There are many stages of health in a person’s life. Most of us begin with wellness, during which prevention is the primary medical intervention. At some point, however, one or more chronic diseases usually develop. Examples of chronic disease include diabetes, congestive heart failure or even cancer. Eventually, patients reach the stage of terminal illness, which signifies the final stage of life.
During the stage of chronic illness, physicians focus on the treatment of disease. Primary care doctors recommend lifestyle changes, prescribe medications, and occasionally refer to specialists for additional expertise. But, sometimes the impact of the disease on a patient’s life is overlooked. For example, a person with diabetes might develop a painful condition called neuropathy. This pain can interrupt sleep and lead to depression. The depression can interfere with the patient’s motivation to engage in the treatment recommendations. Hence, a vicious cycle begins.
Palliative care is the acute, aggressive treatment of the symptoms of chronic disease. So what does that mean? It means that palliative care actively manages the side effects of chronic disease, and their impact on overall quality of life.
In the earlier example with diabetic neuropathy, the palliative care provider could help to manage the pain, and therefore the subsequent insomnia and depression. By controlling these symptoms, the patient can focus on the other aspects of treating the diabetes—such as a healthy diet, exercise, and medication compliance.
Palliative care returns control to the patient. Providers work with patients and their families or caregivers to understand the patient’s goals and to identify barriers. Once identified, the palliative care team can assist the patient in removing those barriers to facilitate the attainment of the patient’s life goals.
Too often, palliative care is delayed until people are well into the terminal stages of life. At that time, palliative care—under the auspices of hospice—is then considered. But engaging patients in palliative care early in the process of chronic disease can greatly improve outcomes and quality of life well before the terminal stage is reached. Patients receiving palliative care often have fewer visits to the emergency department or to the hospital. They can, then, spend more time doing meaningful activities, like traveling or watching their grandchildren play soccer!
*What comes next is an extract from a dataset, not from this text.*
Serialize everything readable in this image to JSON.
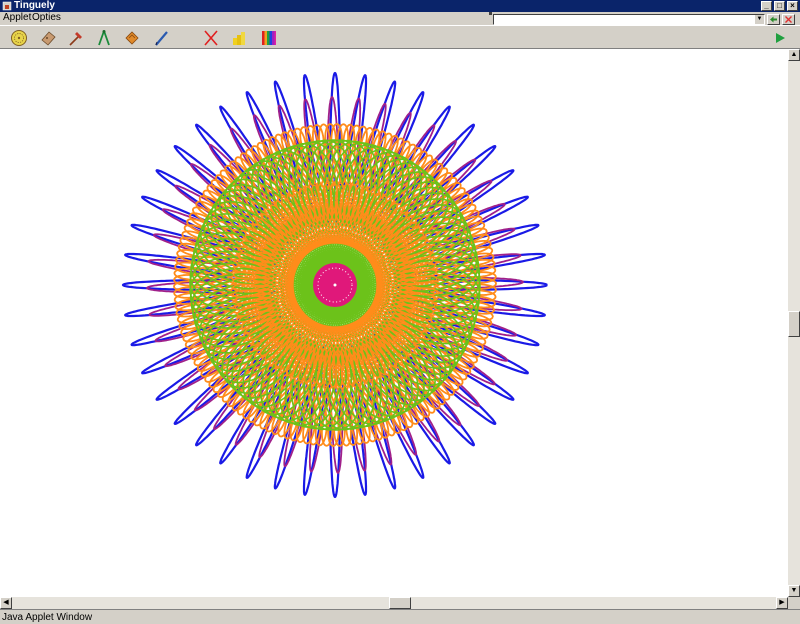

The practice of medicine cannot cure all diseases. But timely, aggressive treatment can manage most illnesses.